The Motor Accidents Compensation Act 1999 (“MACA”) prescribes a number of timeframes with which claimant’s need to comply in order to receive compensation in relation to motor vehicle accidents in which other persons are at fault. Perhaps the most important obligation on the part of the claimant is to submit a completed Motor Accident Personal Injury Claim Form to the insurer of the driver at fault within six months of the accident having occurred (s72 MACA). Failure to submit a claim form within six months represents a complete bar to a claim unless the claimant provides a ‘full and satisfactory’ explanation to the insurer for the delay pursuant to (s73 MACA).

Submit a personal injury claim

All person injured in a motor vehicle accident, however modestly, should submit a personal injury claim form to the insurer of the driver at fault as soon as possible following an accident to protect their entitlements.  Many people consider their injuries to be too minor to consider a claim.  It is often the case that due to what appear to be more pressing circumstances, for example, medical treatment, car repairs, organising alternative transport, arrangements in relation to employment and so forth that compensation is often the last matter on people’s minds. The onset of symptoms is sometimes delayed. Injuries that are initially dismissed as minor can deteriorate.  For those reasons, it is unfortunately the case that people do not consult a lawyer within six months following the accident and are therefore required to submit their claim out of time and provide a full and satisfactory explanation.

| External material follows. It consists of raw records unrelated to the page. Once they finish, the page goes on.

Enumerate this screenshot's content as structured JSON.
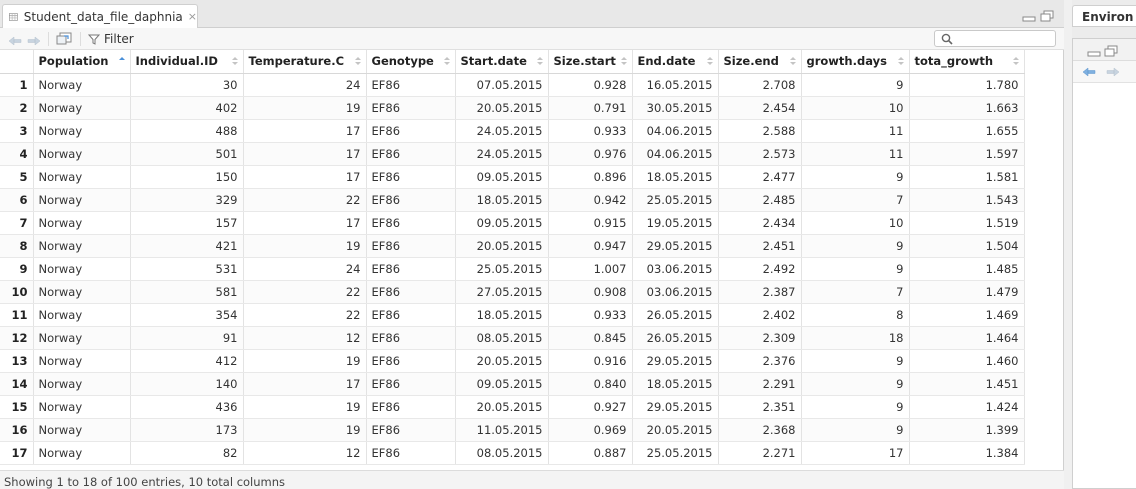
{
  "tab": {
    "title": "Student_data_file_daphnia",
    "close": "×"
  },
  "toolbar": {
    "filter_label": "Filter",
    "search_value": ""
  },
  "table": {
    "columns": [
      "Population",
      "Individual.ID",
      "Temperature.C",
      "Genotype",
      "Start.date",
      "Size.start",
      "End.date",
      "Size.end",
      "growth.days",
      "tota_growth"
    ],
    "rows": [
      [
        "1",
        "Norway",
        "30",
        "24",
        "EF86",
        "07.05.2015",
        "0.928",
        "16.05.2015",
        "2.708",
        "9",
        "1.780"
      ],
      [
        "2",
        "Norway",
        "402",
        "19",
        "EF86",
        "20.05.2015",
        "0.791",
        "30.05.2015",
        "2.454",
        "10",
        "1.663"
      ],
      [
        "3",
        "Norway",
        "488",
        "17",
        "EF86",
        "24.05.2015",
        "0.933",
        "04.06.2015",
        "2.588",
        "11",
        "1.655"
      ],
      [
        "4",
        "Norway",
        "501",
        "17",
        "EF86",
        "24.05.2015",
        "0.976",
        "04.06.2015",
        "2.573",
        "11",
        "1.597"
      ],
      [
        "5",
        "Norway",
        "150",
        "17",
        "EF86",
        "09.05.2015",
        "0.896",
        "18.05.2015",
        "2.477",
        "9",
        "1.581"
      ],
      [
        "6",
        "Norway",
        "329",
        "22",
        "EF86",
        "18.05.2015",
        "0.942",
        "25.05.2015",
        "2.485",
        "7",
        "1.543"
      ],
      [
        "7",
        "Norway",
        "157",
        "17",
        "EF86",
        "09.05.2015",
        "0.915",
        "19.05.2015",
        "2.434",
        "10",
        "1.519"
      ],
      [
        "8",
        "Norway",
        "421",
        "19",
        "EF86",
        "20.05.2015",
        "0.947",
        "29.05.2015",
        "2.451",
        "9",
        "1.504"
      ],
      [
        "9",
        "Norway",
        "531",
        "24",
        "EF86",
        "25.05.2015",
        "1.007",
        "03.06.2015",
        "2.492",
        "9",
        "1.485"
      ],
      [
        "10",
        "Norway",
        "581",
        "22",
        "EF86",
        "27.05.2015",
        "0.908",
        "03.06.2015",
        "2.387",
        "7",
        "1.479"
      ],
      [
        "11",
        "Norway",
        "354",
        "22",
        "EF86",
        "18.05.2015",
        "0.933",
        "26.05.2015",
        "2.402",
        "8",
        "1.469"
      ],
      [
        "12",
        "Norway",
        "91",
        "12",
        "EF86",
        "08.05.2015",
        "0.845",
        "26.05.2015",
        "2.309",
        "18",
        "1.464"
      ],
      [
        "13",
        "Norway",
        "412",
        "19",
        "EF86",
        "20.05.2015",
        "0.916",
        "29.05.2015",
        "2.376",
        "9",
        "1.460"
      ],
      [
        "14",
        "Norway",
        "140",
        "17",
        "EF86",
        "09.05.2015",
        "0.840",
        "18.05.2015",
        "2.291",
        "9",
        "1.451"
      ],
      [
        "15",
        "Norway",
        "436",
        "19",
        "EF86",
        "20.05.2015",
        "0.927",
        "29.05.2015",
        "2.351",
        "9",
        "1.424"
      ],
      [
        "16",
        "Norway",
        "173",
        "19",
        "EF86",
        "11.05.2015",
        "0.969",
        "20.05.2015",
        "2.368",
        "9",
        "1.399"
      ],
      [
        "17",
        "Norway",
        "82",
        "12",
        "EF86",
        "08.05.2015",
        "0.887",
        "25.05.2015",
        "2.271",
        "17",
        "1.384"
      ]
    ]
  },
  "status": {
    "text": "Showing 1 to 18 of 100 entries, 10 total columns"
  },
  "right_pane": {
    "tab_label": "Environ"
  },
  "colors": {
    "accent": "#4a90d9",
    "border": "#d0d0d0"
  }
}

The meaning of “full and satisfactory” has been discussed in a number of Court of Appeal decisions. One such decision was Karambelas -v- Zaknic (No 2) [2014] NSWCA 433 (15 December 2014) where Meagher JA stated at paragraphs 16 and 17 of his judgment:

  1. An explanation is “full and satisfactory” within s 66(2) if it satisfies two requirements. First, it must include a full account of the conduct, including the actions, knowledge and belief of the claimant, from the date of the accident until “the date of providing the explanation”. In the case of a late claim under s 73(1) that is the date on which the explanation is first provided. Secondly, the explanation must be such that a reasonable person in the position of the claimant “would have been justified in experiencing the same delay”. The delay is the period during which the claimant was late in making his or her claim; a period commencing six months after the date of the motor accident and continuing until the claim is first made by giving notice to the third-party insurer. This summary of the position accords with the observations of this Court in Nominal Defendant v Browne [2013] NSWCA 197; 64 MVR 214 at [15] – [16] (Basten JA, Barrett and Gleeson JJA agreeing) as to the application of the definition in s 66(2) to the circumstances of a late claim, and is not inconsistent with the decision in Mancini v Thompson [2002] NSWCA 38, which makes clear that the focus of the “full” account is on the period of delay to be explained: at [46] – [47] per Rolfe AJA, Beazley and Stein JJA agreeing.
  2. The concept of a satisfactory explanation in s 66(2) requires the making of an evaluative judgment or assessment as to whether, by reference to an objective standard and given the claimant’s position, the delay which occurred was reasonably justifiable. The precise question that arises under s 73(7) is whether the Court is satisfied that the claimant “has a full and satisfactory explanation”. The use of the present tense makes plain that the Court is not restricted to a consideration of the explanation which was provided “in the first instance”. However, the position remains that the explanation is directed to the delay which occurred to the time when the claim was made.

The ‘fullness’ of an explanation is rarely a difficult issue to address unless the claimant’s memory is very poor or documents relating to the accident and any advice provided have not been kept.  The ‘reasonableness’ of a claimant’s explanation is the more contentious issue because the assessment of ‘reasonableness’ involves a discretionary judgment. McHugh J stated in Russo –v- Aiello [2003] HCA 53 at paragraph 27,

A ‘full and satisfactory explanation’ for delay is an intellectual construct involving a value judgement, a judgement on which reasonable persons may have widely differing views. It is therefore properly described as a discretionary judgement.

The ‘reasonable’ person is generally not entitled to sit on their hands. Ignorance is a legitimate excuse, but one that will only carry so far, and a claimant would be well advised to obtain legal advice at an early stage. There are decisions to the effect that a ‘reasonable’ person will seek legal advice in relation to their compensation entitlements, even where they are ignorant of their rights and receiving workers compensation benefits in relation to the same accident (see for example Figliuzzi -v- Yonan [2005] NSWCA 290).